And then they began coming home.  There was no victory.  There was no heroes' welcome.  No flags waving.  No pats on the back.  There were some yellow ribbons tied around oak trees--because Tony Orlando's song became famous then.  But the men and women who fought in that war came home in confusion and anger and shame.  The  anger was theirs.  The shame was ours.  We were all confused.

It was after this war that "Posttraumatic Stress Disorder" was given a name.  I knew men who were seeking psychiatric care because of that war.  I know all wars are stressful; but I'm convinced the reason this war was more stressful on our military was because they came home to a country who didn't support them.  They were never thanked.  We didn't call them our heroes.  And it affected our generation in a terrible way.   It was a funk some men could never climb out of--they gave themselves over to drugs or alcohol.  But there were also some men who were proud of the job they did and came home with their heads held high regardless of how they were treated.  And some were treated horribly--people even spit on them in airports as they came home.
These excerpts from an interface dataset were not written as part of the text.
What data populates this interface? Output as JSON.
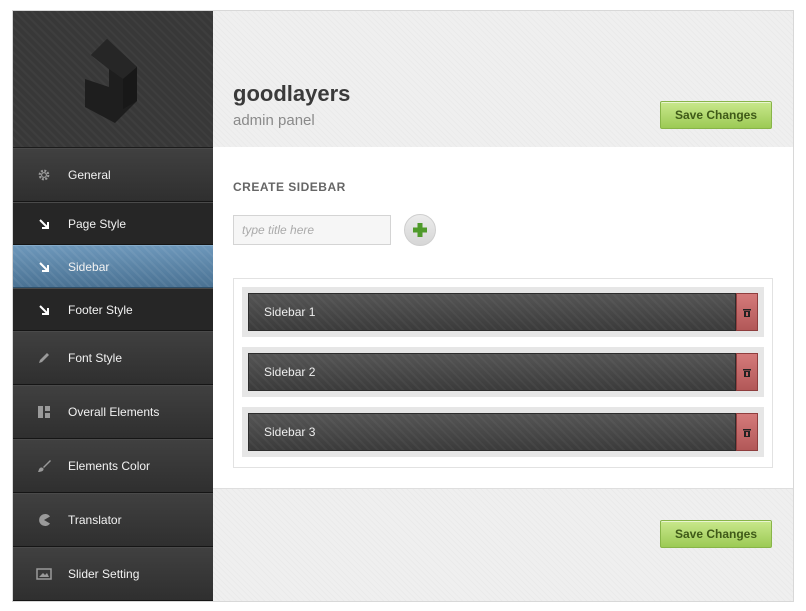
{
  "header": {
    "title": "goodlayers",
    "subtitle": "admin panel",
    "save_label": "Save Changes"
  },
  "logo": {
    "icon": "goodlayers-logo-icon"
  },
  "nav": {
    "items": [
      {
        "label": "General",
        "icon": "gear-icon",
        "type": "main"
      },
      {
        "label": "Page Style",
        "icon": "arrow-down-right-icon",
        "type": "sub"
      },
      {
        "label": "Sidebar",
        "icon": "arrow-down-right-icon",
        "type": "sub",
        "active": true
      },
      {
        "label": "Footer Style",
        "icon": "arrow-down-right-icon",
        "type": "sub"
      },
      {
        "label": "Font Style",
        "icon": "pencil-icon",
        "type": "main"
      },
      {
        "label": "Overall Elements",
        "icon": "layout-icon",
        "type": "main"
      },
      {
        "label": "Elements Color",
        "icon": "brush-icon",
        "type": "main"
      },
      {
        "label": "Translator",
        "icon": "pacman-icon",
        "type": "main"
      },
      {
        "label": "Slider Setting",
        "icon": "slider-icon",
        "type": "main"
      }
    ]
  },
  "content": {
    "section_title": "CREATE SIDEBAR",
    "input_placeholder": "type title here",
    "input_value": "",
    "add_icon": "plus-icon",
    "sidebars": [
      {
        "label": "Sidebar 1"
      },
      {
        "label": "Sidebar 2"
      },
      {
        "label": "Sidebar 3"
      }
    ]
  },
  "footer": {
    "save_label": "Save Changes"
  },
  "colors": {
    "accent_green": "#9cca55",
    "active_blue": "#5b84a6",
    "delete_red": "#c06464",
    "dark_bg": "#2e2e2e"
  }
}
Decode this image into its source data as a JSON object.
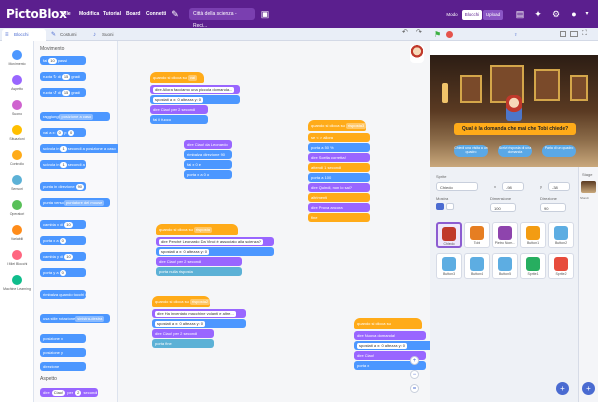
{
  "app": {
    "logo": "PictoBlox"
  },
  "menu": {
    "file": "File",
    "edit": "Modifica",
    "tutorials": "Tutorial",
    "boards": "Board",
    "connect": "Connetti",
    "project_title": "Città della scienza - Reci..."
  },
  "modes": {
    "mode": "Modo",
    "blocks": "Blocchi",
    "upload": "Upload"
  },
  "colors": {
    "topbar": "#5b1f8e",
    "accent": "#4a6bd1",
    "motion": "#4c97ff",
    "control": "#ffab19",
    "looks": "#9966ff",
    "sound": "#cf63cf",
    "sensing": "#5cb1d6",
    "myblocks": "#ff6680"
  },
  "tabs": {
    "code": "Blocchi",
    "costumes": "Costumi",
    "sounds": "Suoni"
  },
  "categories": [
    {
      "label": "Movimento",
      "color": "#4c97ff"
    },
    {
      "label": "Aspetto",
      "color": "#9966ff"
    },
    {
      "label": "Suono",
      "color": "#cf63cf"
    },
    {
      "label": "Situazioni",
      "color": "#ffbf00"
    },
    {
      "label": "Controllo",
      "color": "#ffab19"
    },
    {
      "label": "Sensori",
      "color": "#5cb1d6"
    },
    {
      "label": "Operatori",
      "color": "#59c059"
    },
    {
      "label": "Variabili",
      "color": "#ff8c1a"
    },
    {
      "label": "I Miei Blocchi",
      "color": "#ff6680"
    },
    {
      "label": "Machine Learning",
      "color": "#0fbd8c"
    }
  ],
  "palette": {
    "section1": "Movimento",
    "blocks": [
      {
        "kind": "motion",
        "label": "fai",
        "value": "10",
        "suffix": "passi"
      },
      {
        "kind": "motion",
        "label": "ruota ↻ di",
        "value": "15",
        "suffix": "gradi"
      },
      {
        "kind": "motion",
        "label": "ruota ↺ di",
        "value": "15",
        "suffix": "gradi"
      },
      {
        "kind": "motion",
        "label": "raggiungi",
        "drop": "posizione a caso"
      },
      {
        "kind": "motion",
        "label": "vai a x:",
        "value": "0",
        "suffix": "y:",
        "value2": "0"
      },
      {
        "kind": "motion",
        "label": "scivola in",
        "value": "1",
        "suffix": "secondi a posizione a caso"
      },
      {
        "kind": "motion",
        "label": "scivola in",
        "value": "1",
        "suffix": "secondi a x:"
      },
      {
        "kind": "motion",
        "label": "punta in direzione",
        "value": "90"
      },
      {
        "kind": "motion",
        "label": "punta verso",
        "drop": "puntatore del mouse"
      },
      {
        "kind": "motion",
        "label": "cambia x di",
        "value": "10"
      },
      {
        "kind": "motion",
        "label": "porta x a",
        "value": "0"
      },
      {
        "kind": "motion",
        "label": "cambia y di",
        "value": "10"
      },
      {
        "kind": "motion",
        "label": "porta y a",
        "value": "0"
      },
      {
        "kind": "motion",
        "label": "rimbalza quando tocchi il bordo"
      },
      {
        "kind": "motion",
        "label": "usa stile rotazione",
        "drop": "sinistra-destra"
      },
      {
        "kind": "motion",
        "label": "posizione x"
      },
      {
        "kind": "motion",
        "label": "posizione y"
      },
      {
        "kind": "motion",
        "label": "direzione"
      }
    ],
    "section2": "Aspetto",
    "looks_block": {
      "label": "dire",
      "value": "Ciao!",
      "mid": "per",
      "value2": "2",
      "suffix": "secondi"
    }
  },
  "scripts": {
    "s1": {
      "hat": "quando si clicca su",
      "hat_drop": "vai",
      "lines": [
        "dire Allora facciamo una piccola domanda...",
        "spostati a x: 0 altezza y: 0",
        "dire Ciao! per 2 secondi",
        "fai il fuoco"
      ]
    },
    "s2": {
      "lines": [
        "dire Ciao! da Leonardo",
        "rimbalza direzione 90",
        "fai x 0 e",
        "porta x a 0 o"
      ]
    },
    "s3": {
      "hat": "quando si clicca su",
      "hat_drop": "risposta",
      "lines": [
        "dire Perché Leonardo Da Vinci è associato alla scienza?",
        "spostati a x: 0 altezza y: 0",
        "dire Ciao! per 2 secondi",
        "porta nulla risposta"
      ]
    },
    "s4": {
      "hat": "quando si clicca su",
      "hat_drop": "risposta2",
      "lines": [
        "dire Ha inventato macchine volanti e altre...",
        "spostati a x: 0 altezza y: 0",
        "dire Ciao! per 2 secondi",
        "porta fine"
      ]
    },
    "s5": {
      "hat": "quando si clicca su",
      "hat_drop": "risposta3",
      "lines": [
        "se < > allora",
        "porta a 50 %",
        "dire Scelta corretta!",
        "attendi 1 secondi",
        "porta a 100",
        "dire Quindi, non lo sai?",
        "altrimenti",
        "dire Prova ancora",
        "fine"
      ]
    },
    "s6": {
      "lines": [
        "dire Le frasi di Leonardo...",
        "spostati a x: 0 altezza y: 0",
        "dire Ciao! per 2 secondi",
        "porta x a 0"
      ]
    },
    "s7": {
      "hat": "quando si clicca su",
      "lines": [
        "dire Nuova domanda!",
        "spostati a x: 0 altezza y: 0",
        "dire Ciao!",
        "porta x"
      ]
    }
  },
  "stage": {
    "question": "Qual è la domanda che mai che Tobi chiede?",
    "answers": [
      "Chiedi una visita a un quadro",
      "Scrivi risposta di una domanda",
      "Parla di un quadro"
    ]
  },
  "sprite_info": {
    "sprite_label": "Sprite",
    "sprite_name": "Chiedo",
    "x_label": "x",
    "x_value": "-98",
    "y_label": "y",
    "y_value": "-38",
    "show_label": "Mostra",
    "size_label": "Dimensione",
    "size_value": "100",
    "direction_label": "Direzione",
    "direction_value": "90"
  },
  "sprites": [
    "Chiedo",
    "Tobi",
    "Pietro Nom...",
    "Button1",
    "Button2",
    "Button3",
    "Button4",
    "Button5",
    "Sprite1",
    "Sprite2"
  ],
  "stage_pane": {
    "label": "Stage",
    "backdrops": "Sfondi"
  }
}
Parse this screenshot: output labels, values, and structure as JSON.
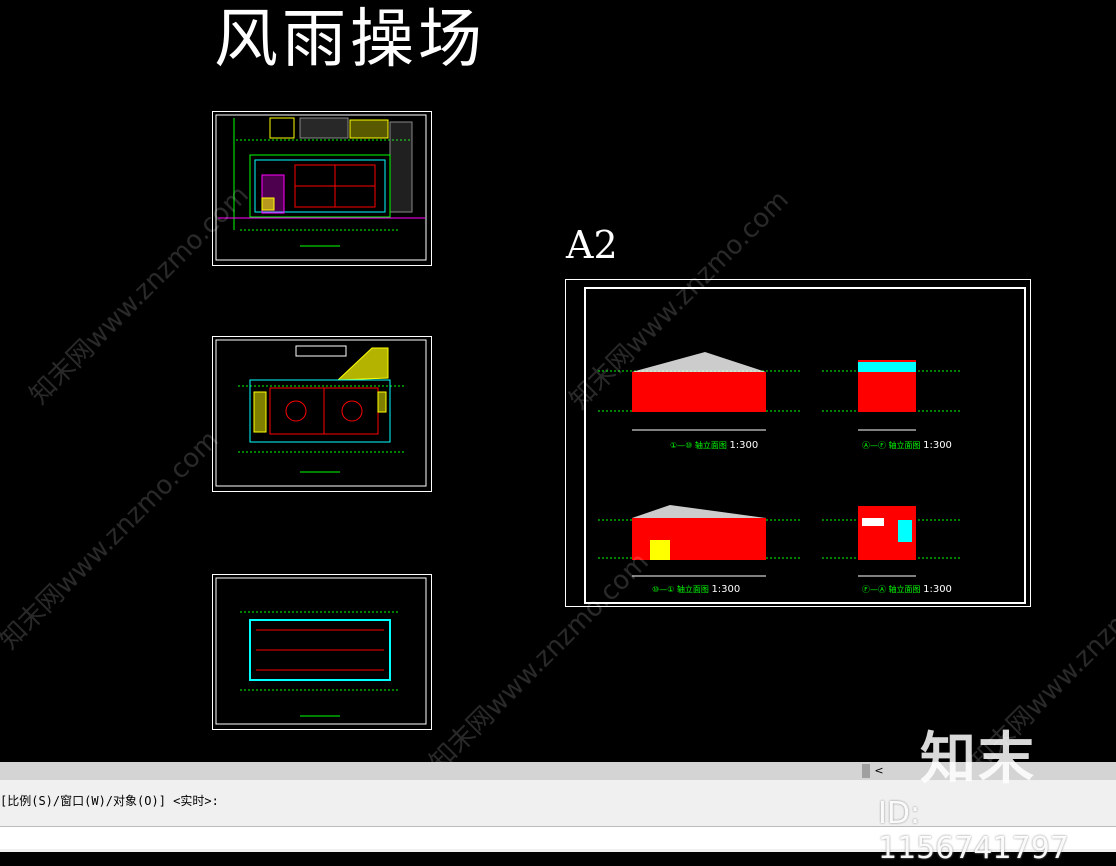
{
  "drawing": {
    "title": "风雨操场",
    "sheet_label": "A2",
    "elevations": [
      {
        "name": "①—⑩ 轴立面图",
        "scale": "1:300"
      },
      {
        "name": "Ⓐ—Ⓕ 轴立面图",
        "scale": "1:300"
      },
      {
        "name": "⑩—① 轴立面图",
        "scale": "1:300"
      },
      {
        "name": "Ⓕ—Ⓐ 轴立面图",
        "scale": "1:300"
      }
    ]
  },
  "command": {
    "prompt": "[比例(S)/窗口(W)/对象(O)] <实时>:"
  },
  "scrollbar": {
    "left_arrow": "<"
  },
  "watermark": {
    "text": "知末网www.znzmo.com",
    "logo": "知末",
    "id": "ID: 1156741797"
  },
  "colors": {
    "background": "#000000",
    "line": "#ffffff",
    "red": "#ff0000",
    "green": "#00ff00",
    "cyan": "#00ffff",
    "yellow": "#ffff00",
    "magenta": "#ff00ff"
  }
}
I believe we have a responsibility to redeem ourselves.  If you know a Vietnam Veteran, thank them.  You can't imagine the sacrifice they've made!!

I know there are people who could tell you so much more about this war and understand what was going on politically that I didn't understand at that age.  But this is what I remember and it's my perspective.  To all the Vietnam Vets I know, I stand proudly and salute you and tell you how much I appreciate you and how much I thank you for the war you waged and for how proudly you fought.  You are my heroes!

1 comment:

Sandra said...

I remember a discussion at supper one night about the possibility of Bob being drafted - I was terrified! That is my first memory of even being aware there was a war....I think I was pretty well protected and unaware of most of what was going on.